*Dataset entries*:
▼
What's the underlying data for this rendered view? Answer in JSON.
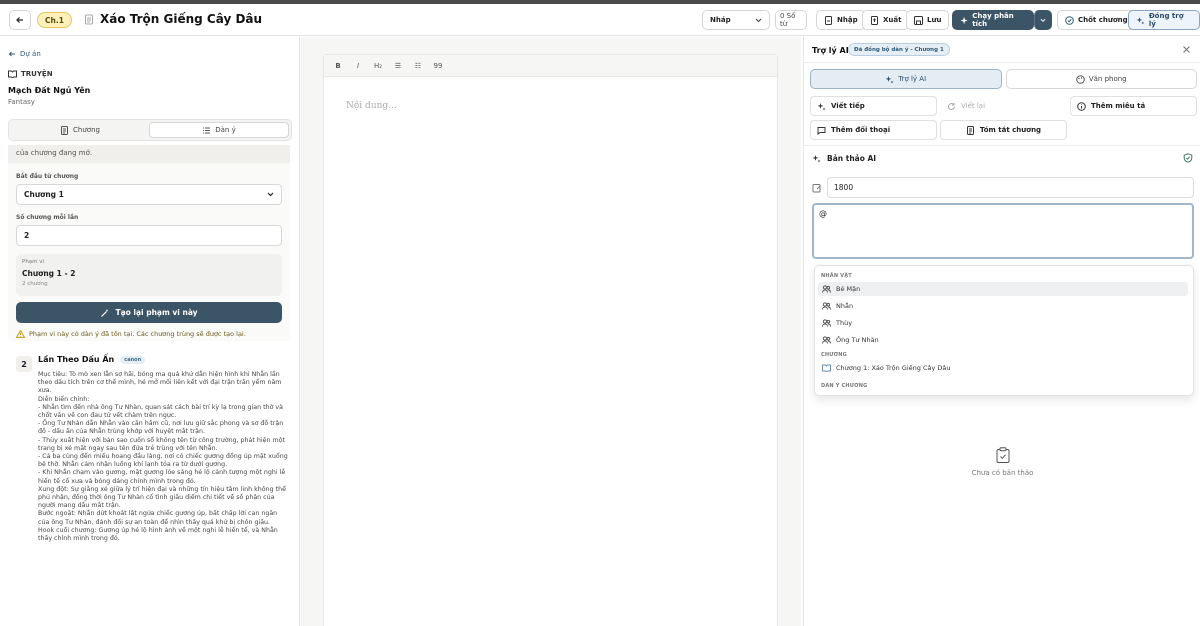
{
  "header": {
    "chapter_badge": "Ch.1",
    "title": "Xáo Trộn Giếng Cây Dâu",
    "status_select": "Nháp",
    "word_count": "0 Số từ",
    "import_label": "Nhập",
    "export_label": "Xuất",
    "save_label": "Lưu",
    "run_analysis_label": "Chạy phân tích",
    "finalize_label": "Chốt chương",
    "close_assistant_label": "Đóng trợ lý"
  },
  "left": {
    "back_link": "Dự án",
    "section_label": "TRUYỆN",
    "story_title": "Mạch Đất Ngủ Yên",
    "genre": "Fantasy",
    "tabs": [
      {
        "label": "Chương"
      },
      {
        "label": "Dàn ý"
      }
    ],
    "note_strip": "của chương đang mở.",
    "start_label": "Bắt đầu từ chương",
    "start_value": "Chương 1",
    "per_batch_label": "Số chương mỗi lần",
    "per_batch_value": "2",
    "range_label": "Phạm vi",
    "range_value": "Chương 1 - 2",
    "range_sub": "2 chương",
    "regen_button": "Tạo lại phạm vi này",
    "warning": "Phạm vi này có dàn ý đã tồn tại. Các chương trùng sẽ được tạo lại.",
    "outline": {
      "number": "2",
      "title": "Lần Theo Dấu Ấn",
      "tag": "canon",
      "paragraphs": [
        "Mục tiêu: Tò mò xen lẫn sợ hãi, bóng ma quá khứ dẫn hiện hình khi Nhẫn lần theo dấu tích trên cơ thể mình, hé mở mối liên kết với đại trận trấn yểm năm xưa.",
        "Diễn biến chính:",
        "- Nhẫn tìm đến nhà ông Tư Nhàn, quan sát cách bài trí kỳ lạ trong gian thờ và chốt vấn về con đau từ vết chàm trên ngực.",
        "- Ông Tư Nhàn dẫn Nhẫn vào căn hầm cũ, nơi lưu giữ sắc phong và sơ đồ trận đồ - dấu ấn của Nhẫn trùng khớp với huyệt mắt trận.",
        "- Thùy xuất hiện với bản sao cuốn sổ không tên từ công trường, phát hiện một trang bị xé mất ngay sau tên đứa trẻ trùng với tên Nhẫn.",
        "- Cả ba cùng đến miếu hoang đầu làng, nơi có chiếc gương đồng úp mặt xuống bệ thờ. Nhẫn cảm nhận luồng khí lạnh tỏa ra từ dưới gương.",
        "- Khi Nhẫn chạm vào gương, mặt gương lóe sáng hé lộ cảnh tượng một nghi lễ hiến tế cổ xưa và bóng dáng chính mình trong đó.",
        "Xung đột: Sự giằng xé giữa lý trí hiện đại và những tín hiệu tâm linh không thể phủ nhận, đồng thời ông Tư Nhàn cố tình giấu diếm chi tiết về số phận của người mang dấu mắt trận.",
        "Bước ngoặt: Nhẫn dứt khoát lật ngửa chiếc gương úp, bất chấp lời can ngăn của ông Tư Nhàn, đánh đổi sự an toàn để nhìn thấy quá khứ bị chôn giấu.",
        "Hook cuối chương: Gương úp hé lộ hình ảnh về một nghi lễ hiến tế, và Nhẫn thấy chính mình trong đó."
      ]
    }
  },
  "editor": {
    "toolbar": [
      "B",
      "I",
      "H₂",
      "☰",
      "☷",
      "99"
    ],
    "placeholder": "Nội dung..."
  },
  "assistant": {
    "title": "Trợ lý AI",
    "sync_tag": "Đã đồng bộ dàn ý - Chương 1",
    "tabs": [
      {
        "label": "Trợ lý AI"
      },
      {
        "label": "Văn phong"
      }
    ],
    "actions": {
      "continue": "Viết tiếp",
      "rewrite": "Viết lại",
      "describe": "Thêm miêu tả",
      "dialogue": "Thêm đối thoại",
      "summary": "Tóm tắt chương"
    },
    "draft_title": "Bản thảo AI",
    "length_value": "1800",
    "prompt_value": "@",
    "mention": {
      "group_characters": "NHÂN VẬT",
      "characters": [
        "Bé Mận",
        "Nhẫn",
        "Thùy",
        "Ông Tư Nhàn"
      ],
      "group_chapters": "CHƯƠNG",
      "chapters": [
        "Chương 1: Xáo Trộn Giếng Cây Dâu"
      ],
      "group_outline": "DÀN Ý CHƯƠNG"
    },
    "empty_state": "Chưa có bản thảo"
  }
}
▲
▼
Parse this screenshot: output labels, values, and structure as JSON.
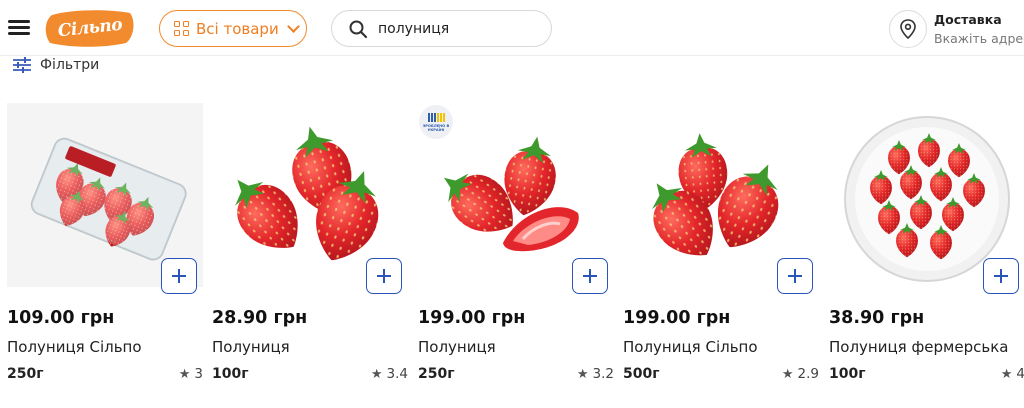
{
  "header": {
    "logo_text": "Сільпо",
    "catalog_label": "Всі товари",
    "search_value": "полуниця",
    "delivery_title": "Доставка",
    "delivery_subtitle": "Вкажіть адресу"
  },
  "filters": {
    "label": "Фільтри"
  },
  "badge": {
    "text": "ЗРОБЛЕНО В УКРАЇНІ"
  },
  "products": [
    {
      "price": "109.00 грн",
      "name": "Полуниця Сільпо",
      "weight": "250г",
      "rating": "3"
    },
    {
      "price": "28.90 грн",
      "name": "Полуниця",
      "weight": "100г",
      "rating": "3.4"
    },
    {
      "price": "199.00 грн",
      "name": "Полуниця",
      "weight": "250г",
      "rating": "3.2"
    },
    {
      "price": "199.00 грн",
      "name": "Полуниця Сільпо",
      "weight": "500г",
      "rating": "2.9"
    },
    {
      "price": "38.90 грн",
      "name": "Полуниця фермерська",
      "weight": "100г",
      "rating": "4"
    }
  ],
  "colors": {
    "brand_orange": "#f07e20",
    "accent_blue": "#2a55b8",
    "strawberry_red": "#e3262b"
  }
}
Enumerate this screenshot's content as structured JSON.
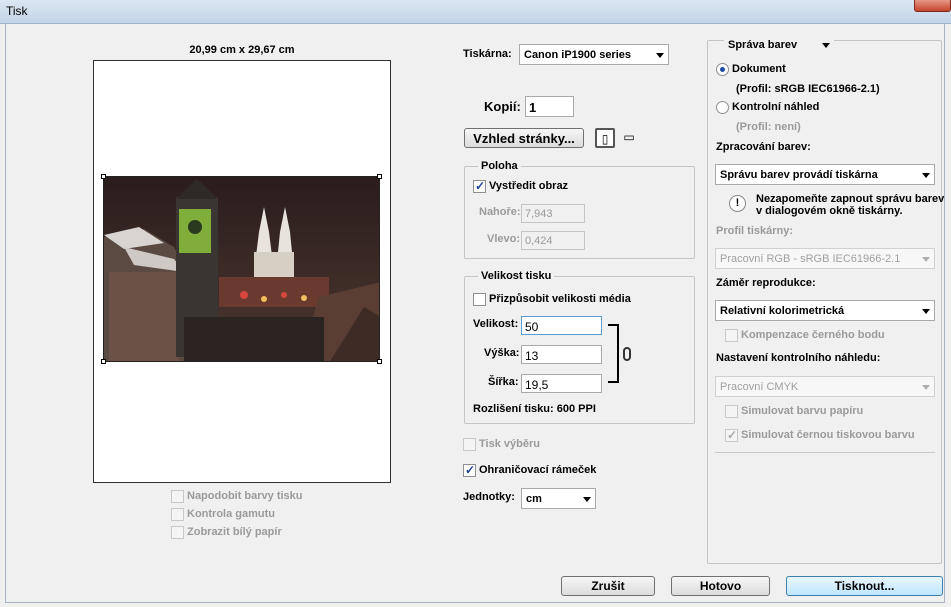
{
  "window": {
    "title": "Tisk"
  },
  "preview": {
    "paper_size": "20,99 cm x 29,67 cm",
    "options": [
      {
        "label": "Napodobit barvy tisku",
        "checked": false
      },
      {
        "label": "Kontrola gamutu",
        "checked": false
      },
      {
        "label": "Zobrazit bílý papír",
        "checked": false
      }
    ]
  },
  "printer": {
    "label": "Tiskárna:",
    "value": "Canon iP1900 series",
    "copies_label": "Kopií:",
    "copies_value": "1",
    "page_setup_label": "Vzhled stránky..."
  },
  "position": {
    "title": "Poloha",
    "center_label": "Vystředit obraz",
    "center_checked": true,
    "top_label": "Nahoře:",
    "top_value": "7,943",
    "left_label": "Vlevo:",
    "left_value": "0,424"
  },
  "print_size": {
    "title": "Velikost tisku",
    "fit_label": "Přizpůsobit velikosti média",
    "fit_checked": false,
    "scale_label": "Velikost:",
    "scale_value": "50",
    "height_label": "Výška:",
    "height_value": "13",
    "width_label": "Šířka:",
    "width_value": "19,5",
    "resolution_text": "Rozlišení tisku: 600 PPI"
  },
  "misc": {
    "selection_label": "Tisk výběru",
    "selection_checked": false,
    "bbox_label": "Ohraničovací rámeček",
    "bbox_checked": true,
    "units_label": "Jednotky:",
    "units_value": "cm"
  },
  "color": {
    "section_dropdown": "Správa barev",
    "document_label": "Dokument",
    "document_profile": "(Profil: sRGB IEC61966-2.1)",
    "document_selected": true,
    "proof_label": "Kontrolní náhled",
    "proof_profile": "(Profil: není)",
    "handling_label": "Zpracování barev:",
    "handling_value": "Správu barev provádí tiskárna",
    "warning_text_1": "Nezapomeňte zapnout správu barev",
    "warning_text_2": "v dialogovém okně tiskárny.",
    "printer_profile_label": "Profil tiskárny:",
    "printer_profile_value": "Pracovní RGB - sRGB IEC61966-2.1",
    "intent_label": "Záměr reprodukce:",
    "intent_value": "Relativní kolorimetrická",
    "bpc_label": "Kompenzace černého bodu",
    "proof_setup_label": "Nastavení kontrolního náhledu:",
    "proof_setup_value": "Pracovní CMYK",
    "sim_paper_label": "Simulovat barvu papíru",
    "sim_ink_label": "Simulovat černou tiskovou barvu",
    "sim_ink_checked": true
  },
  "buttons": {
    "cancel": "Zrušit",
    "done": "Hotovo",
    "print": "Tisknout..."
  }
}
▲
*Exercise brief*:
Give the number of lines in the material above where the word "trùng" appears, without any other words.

*Solution to this task*:
3